-- Entries shown follows --

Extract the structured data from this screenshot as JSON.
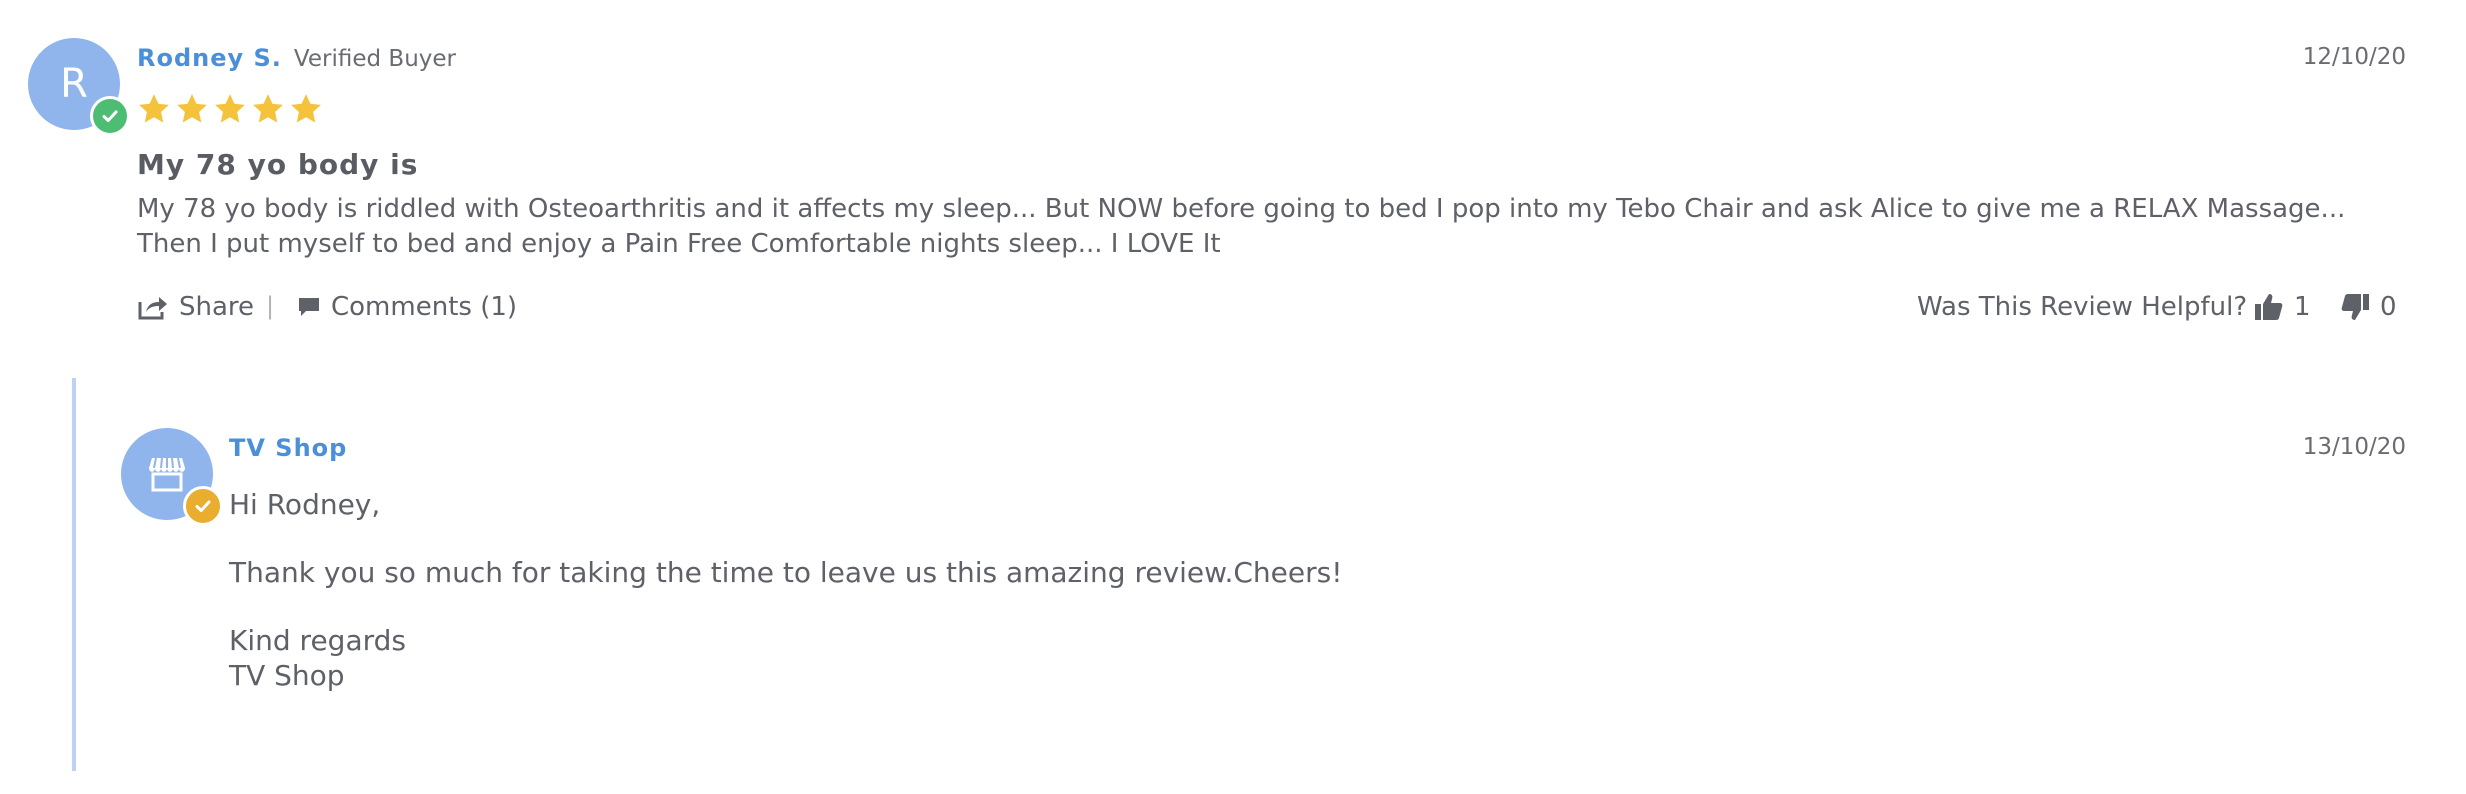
{
  "review": {
    "avatar_letter": "R",
    "author": "Rodney S.",
    "verified_label": "Verified Buyer",
    "date": "12/10/20",
    "rating": 5,
    "rating_max": 5,
    "title": "My 78 yo body is",
    "body_line1": "My 78 yo body is riddled with Osteoarthritis and it affects my sleep... But NOW before going to bed I pop into my Tebo Chair and ask Alice to give me a RELAX Massage...",
    "body_line2": "Then I put myself to bed and enjoy a Pain Free Comfortable nights sleep... I LOVE It",
    "share_label": "Share",
    "separator": "|",
    "comments_label": "Comments (1)",
    "helpful_label": "Was This Review Helpful?",
    "upvotes": "1",
    "downvotes": "0"
  },
  "reply": {
    "author": "TV Shop",
    "date": "13/10/20",
    "greeting": "Hi Rodney,",
    "message": "Thank you so much for taking the time to leave us this amazing review.Cheers!",
    "signoff": "Kind regards",
    "signature": "TV Shop"
  },
  "colors": {
    "accent": "#4a8fd9",
    "avatar": "#8fb5ec",
    "verified_badge": "#4dbd74",
    "shop_badge": "#e9ad2f",
    "star": "#f5c33b",
    "reply_bar": "#bcd3f2"
  },
  "icons": {
    "verified_badge": "check-circle-icon",
    "shop_avatar": "storefront-icon",
    "shop_badge": "check-circle-icon",
    "star": "star-icon",
    "share": "share-icon",
    "comments": "comment-icon",
    "thumbs_up": "thumbs-up-icon",
    "thumbs_down": "thumbs-down-icon"
  }
}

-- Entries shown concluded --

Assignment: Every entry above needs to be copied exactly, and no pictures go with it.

Exercise output:
Extract the structured data from this screenshot as JSON.
{
  "review": {
    "avatar_letter": "R",
    "author": "Rodney S.",
    "verified_label": "Verified Buyer",
    "date": "12/10/20",
    "rating": 5,
    "rating_max": 5,
    "title": "My 78 yo body is",
    "body_line1": "My 78 yo body is riddled with Osteoarthritis and it affects my sleep... But NOW before going to bed I pop into my Tebo Chair and ask Alice to give me a RELAX Massage...",
    "body_line2": "Then I put myself to bed and enjoy a Pain Free Comfortable nights sleep... I LOVE It",
    "share_label": "Share",
    "separator": "|",
    "comments_label": "Comments (1)",
    "helpful_label": "Was This Review Helpful?",
    "upvotes": "1",
    "downvotes": "0"
  },
  "reply": {
    "author": "TV Shop",
    "date": "13/10/20",
    "greeting": "Hi Rodney,",
    "message": "Thank you so much for taking the time to leave us this amazing review.Cheers!",
    "signoff": "Kind regards",
    "signature": "TV Shop"
  },
  "colors": {
    "accent": "#4a8fd9",
    "avatar": "#8fb5ec",
    "verified_badge": "#4dbd74",
    "shop_badge": "#e9ad2f",
    "star": "#f5c33b",
    "reply_bar": "#bcd3f2"
  },
  "icons": {
    "verified_badge": "check-circle-icon",
    "shop_avatar": "storefront-icon",
    "shop_badge": "check-circle-icon",
    "star": "star-icon",
    "share": "share-icon",
    "comments": "comment-icon",
    "thumbs_up": "thumbs-up-icon",
    "thumbs_down": "thumbs-down-icon"
  }
}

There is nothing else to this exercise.